- _Available records_
[Start of section]

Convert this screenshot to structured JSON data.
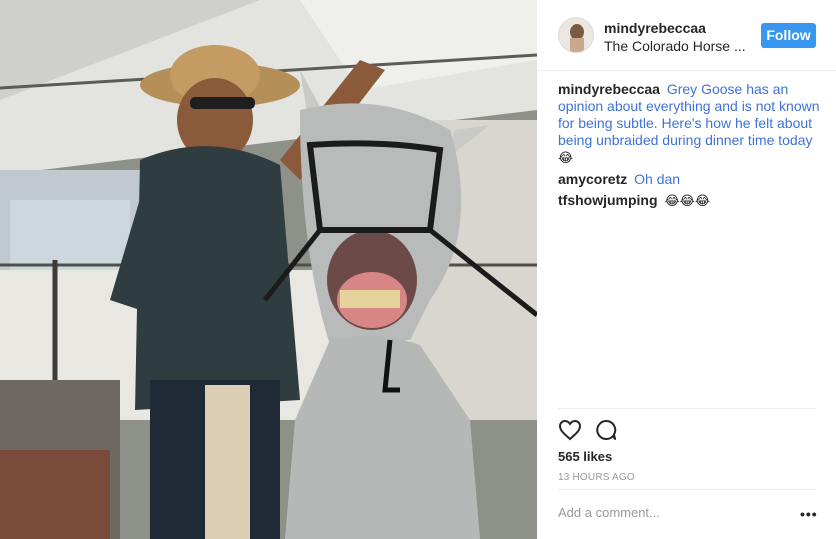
{
  "post": {
    "image_alt": "Man in straw cowboy hat holding grey horse with open mouth",
    "author": "mindyrebeccaa",
    "location": "The Colorado Horse ...",
    "follow_label": "Follow",
    "comments": [
      {
        "user": "mindyrebeccaa",
        "text": "Grey Goose has an opinion about everything and is not known for being subtle. Here's how he felt about being unbraided during dinner time today",
        "emoji": "😂"
      },
      {
        "user": "amycoretz",
        "text": "Oh dan",
        "emoji": ""
      },
      {
        "user": "tfshowjumping",
        "text": "",
        "emoji": "😂😂😂"
      }
    ],
    "likes": "565 likes",
    "timestamp": "13 HOURS AGO",
    "add_comment_placeholder": "Add a comment...",
    "more_options": "•••"
  },
  "icons": {
    "like": "heart-icon",
    "comment": "speech-bubble-icon",
    "more": "more-options-icon"
  },
  "colors": {
    "follow_button": "#3897f0",
    "link_text": "#3f72d6",
    "muted_text": "#999999"
  }
}
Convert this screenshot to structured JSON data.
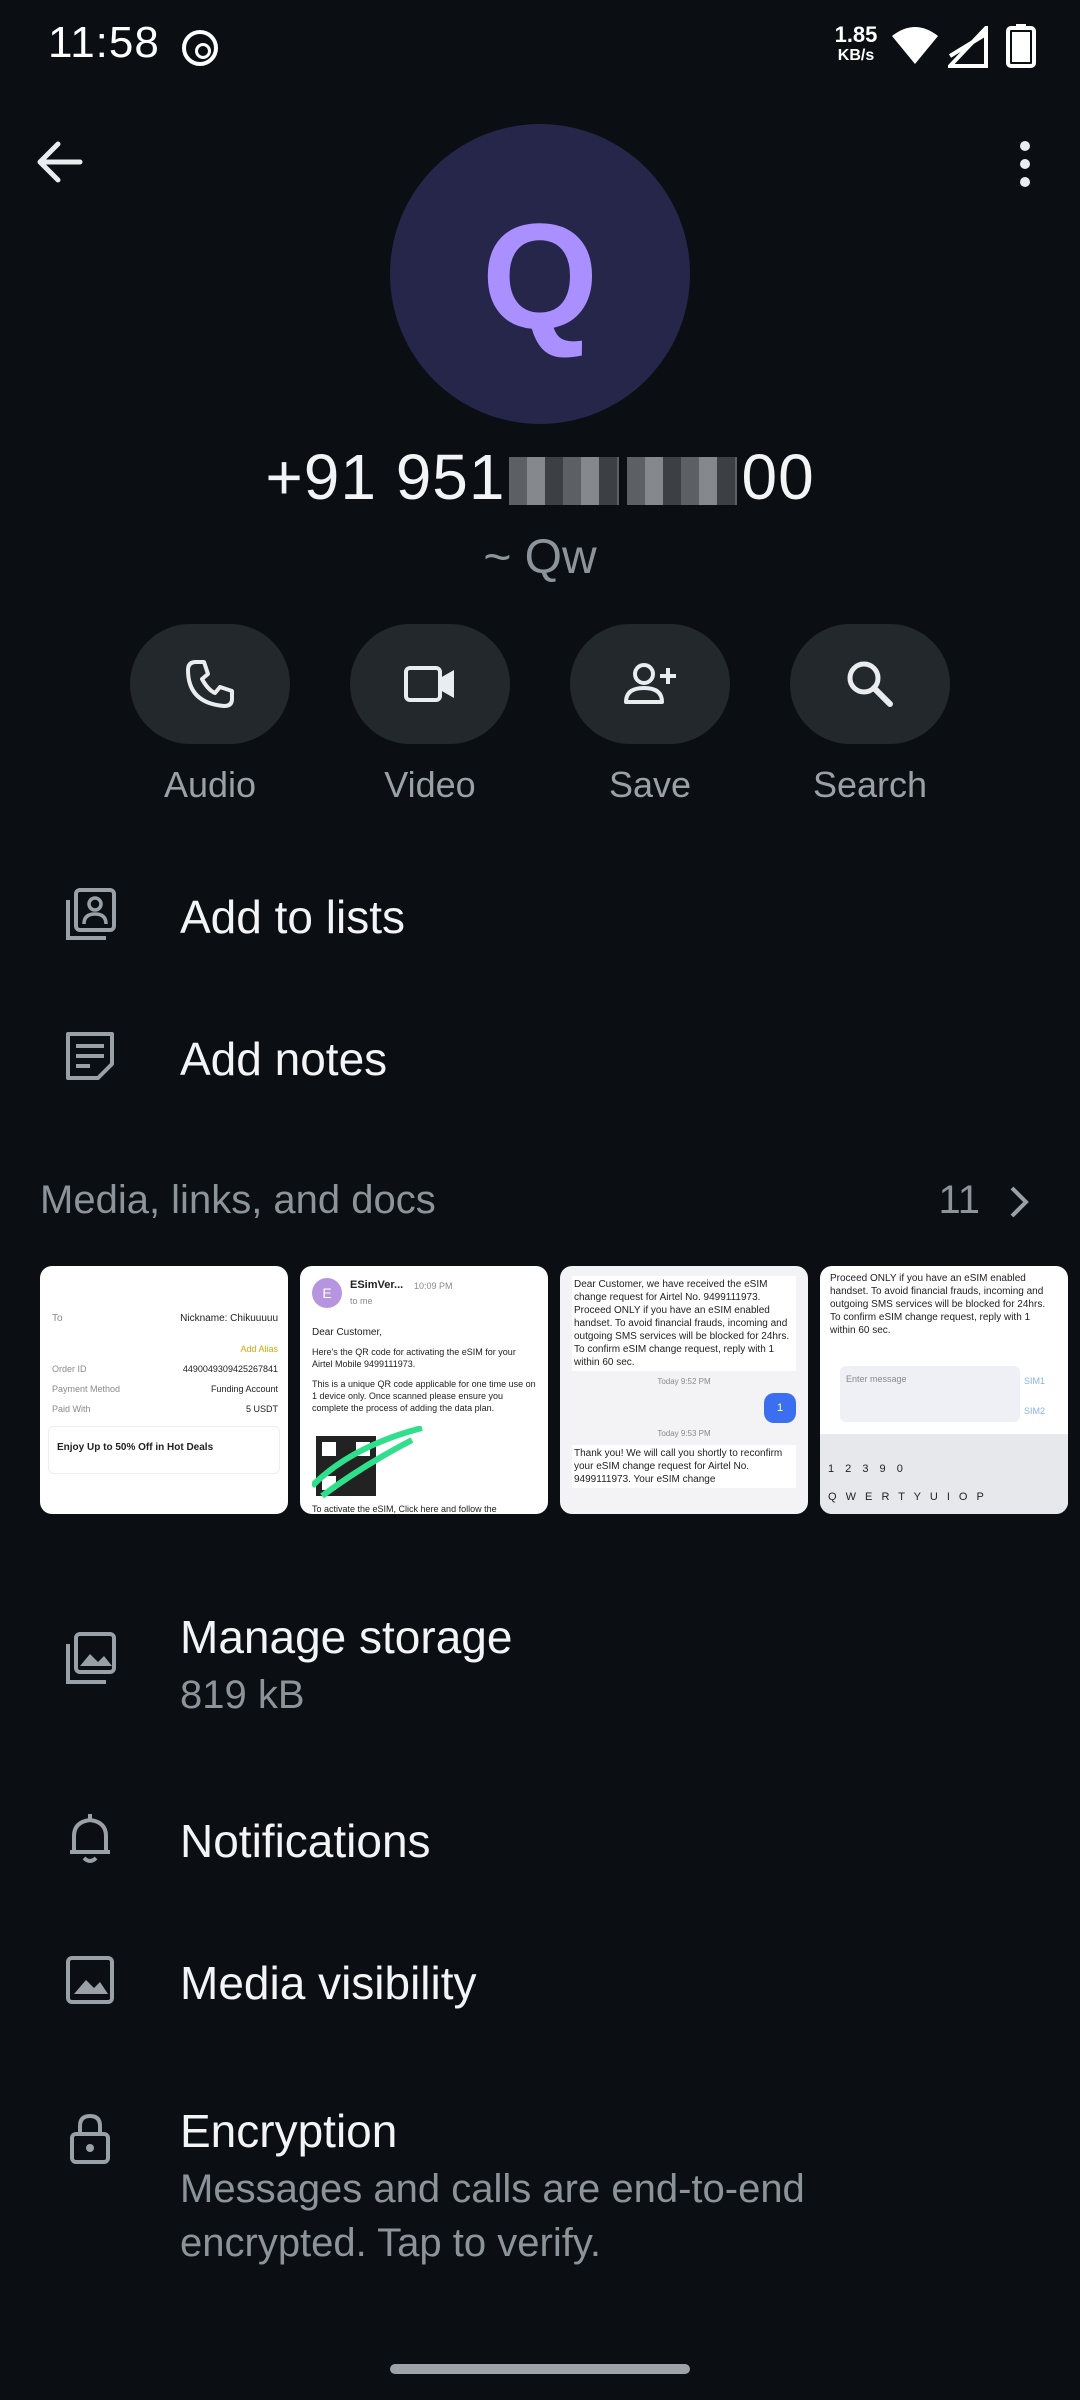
{
  "status_bar": {
    "time": "11:58",
    "speed_value": "1.85",
    "speed_unit": "KB/s"
  },
  "contact": {
    "avatar_letter": "Q",
    "phone_prefix": "+91 951",
    "phone_suffix": "00",
    "push_name": "~ Qw",
    "avatar_bg": "#25264a",
    "avatar_fg": "#a98fff"
  },
  "actions": [
    {
      "label": "Audio",
      "icon": "phone-icon"
    },
    {
      "label": "Video",
      "icon": "video-icon"
    },
    {
      "label": "Save",
      "icon": "add-person-icon"
    },
    {
      "label": "Search",
      "icon": "search-icon"
    }
  ],
  "rows": {
    "add_to_lists": "Add to lists",
    "add_notes": "Add notes",
    "manage_storage": "Manage storage",
    "storage_size": "819 kB",
    "notifications": "Notifications",
    "media_visibility": "Media visibility",
    "encryption": "Encryption",
    "encryption_sub": "Messages and calls are end-to-end encrypted. Tap to verify."
  },
  "media": {
    "title": "Media, links, and docs",
    "count": "11",
    "thumb1": {
      "to_label": "To",
      "to_value": "Nickname: Chikuuuuu",
      "add_alias": "Add Alias",
      "order_label": "Order ID",
      "order_value": "4490049309425267841",
      "method_label": "Payment Method",
      "method_value": "Funding Account",
      "paid_label": "Paid With",
      "paid_value": "5 USDT",
      "promo": "Enjoy Up to 50% Off in Hot Deals"
    },
    "thumb2": {
      "sender": "ESimVer...",
      "time": "10:09 PM",
      "to_me": "to me",
      "greeting": "Dear Customer,",
      "body1": "Here's the QR code for activating the eSIM for your Airtel Mobile 9499111973.",
      "body2": "This is a unique QR code applicable for one time use on 1 device only. Once scanned please ensure you complete the process of adding the data plan.",
      "footer": "To activate the eSIM, Click here and follow the"
    },
    "thumb3": {
      "msg1": "Dear Customer, we have received the eSIM change request for Airtel No. 9499111973. Proceed ONLY if you have an eSIM enabled handset. To avoid financial frauds, incoming and outgoing SMS services will be blocked for 24hrs. To confirm eSIM change request, reply with 1 within 60 sec.",
      "time1": "Today 9:52 PM",
      "reply": "1",
      "time2": "Today 9:53 PM",
      "msg2": "Thank you! We will call you shortly to reconfirm your eSIM change request for Airtel No. 9499111973. Your eSIM change"
    },
    "thumb4": {
      "msg": "Proceed ONLY if you have an eSIM enabled handset. To avoid financial frauds, incoming and outgoing SMS services will be blocked for 24hrs. To confirm eSIM change request, reply with 1 within 60 sec.",
      "placeholder": "Enter message",
      "sim1": "SIM1",
      "sim2": "SIM2",
      "keys": "1 2 3 9 0",
      "letters": "Q W E R T Y U I O P"
    }
  }
}
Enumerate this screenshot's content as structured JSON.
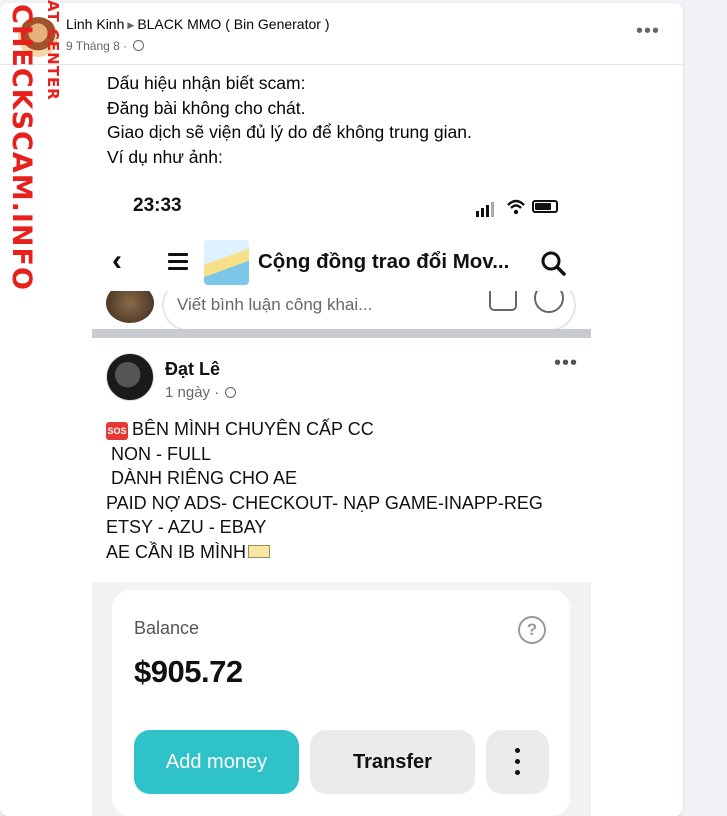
{
  "post": {
    "author": "Linh Kinh",
    "group": "BLACK MMO ( Bin Generator )",
    "date": "9 Tháng 8",
    "separator": "·",
    "more": "•••",
    "text_lines": [
      "Dấu hiệu nhận biết scam:",
      "Đăng bài không cho chát.",
      "Giao dịch sẽ viện đủ lý do để không trung gian.",
      "Ví dụ như ảnh:"
    ]
  },
  "watermark": {
    "main": "CHECKSCAM.INFO",
    "sub": "AT CENTER"
  },
  "screenshot": {
    "status_time": "23:33",
    "nav_title": "Cộng đồng trao đổi Mov...",
    "comment_placeholder": "Viết bình luận công khai...",
    "inner_post": {
      "author": "Đạt Lê",
      "time": "1 ngày",
      "separator": "·",
      "more": "•••",
      "sos_label": "SOS",
      "lines": [
        "BÊN MÌNH CHUYÊN CẤP CC",
        " NON - FULL",
        " DÀNH RIÊNG CHO AE",
        "PAID NỢ ADS- CHECKOUT- NẠP GAME-INAPP-REG",
        "ETSY - AZU - EBAY",
        "AE CẦN IB MÌNH"
      ]
    },
    "app": {
      "balance_label": "Balance",
      "help": "?",
      "balance_value": "$905.72",
      "add_money": "Add money",
      "transfer": "Transfer"
    }
  },
  "colors": {
    "watermark": "#e8201c",
    "add_money_bg": "#2fc2c9"
  }
}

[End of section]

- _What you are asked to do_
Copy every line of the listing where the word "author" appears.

- _The completed task_
    "author": "mindyrebeccaa",
    "author": "Linh Kinh",
      "author": "Đạt Lê",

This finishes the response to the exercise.